My main thesis is that voting reform is not a strong argument. I know at the minute the nastiness of the electoral system is a central part of the campaign.
First past the post locks people in, it means you can't vote for a party with a small base support for fear of letting in the main opposition. Put anotehr way, First Past teh post works best [sic] when you are faced with only two choices, as soon as a third choice enters it merely becoms a secondary factor working on the choice between the two leading candidates.
Hence famously(ish) Respect helped the Tories win a council election by taking votes off labour (to be precise, more votes than the difference between Labour and Tory). Likewise the referendum party helped remove Major's government by splitting away Tory votes.
Now, most Proportional Systems are set up to reward votes gained only. That is, voting for one party does not objectively become a vote for another. They are also more volatile systems because of this, because parties are seen of having more chance of winning - i.e. that our votes can be effective. Not much point voting Green, say, since they won't win under First Past the Post.
This is a major reason why turnout is dire in areas with thumping Labour majorities. There is just no point voting against them. (Although if you think it's bad here, look at the results from local Elections in Washington DC. The point is, though, that in elections that only return one representative per geographic area, the system is enforcing homogeneity, compelling coalition building. But when that sort of homogeneity doesn't exist in the electorate, that can only happen by covering over the cracks.
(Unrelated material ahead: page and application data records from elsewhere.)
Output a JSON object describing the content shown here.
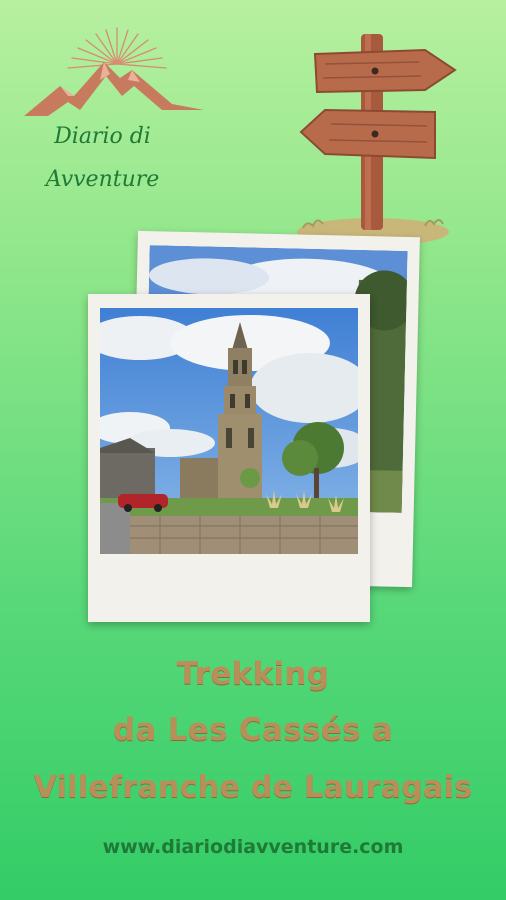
{
  "logo": {
    "line1": "Diario di",
    "line2": "Avventure"
  },
  "title": {
    "line1": "Trekking",
    "line2": "da Les Cassés a",
    "line3": "Villefranche de Lauragais"
  },
  "website": "www.diariodiavventure.com",
  "colors": {
    "background_top": "#b7f0a0",
    "background_bottom": "#33cc66",
    "title": "#b98e58",
    "brand_green": "#1e7a36",
    "signpost": "#b86b4a",
    "polaroid_frame": "#f2f1ec"
  }
}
Further, given the resources required for an election campaign, and the level of media access required, tehre is a huge incumbancy advantage. The whole concept of 'Main parties' gives them an air of establishment an permenance, backed up by the fact that the warring bands who really make them up are compelled to mask themselves behind the party brand. And of course, whoever controls the party machinery has a further edge in ensuring they can get teh best of the system.
Next post is about how PR challenges this.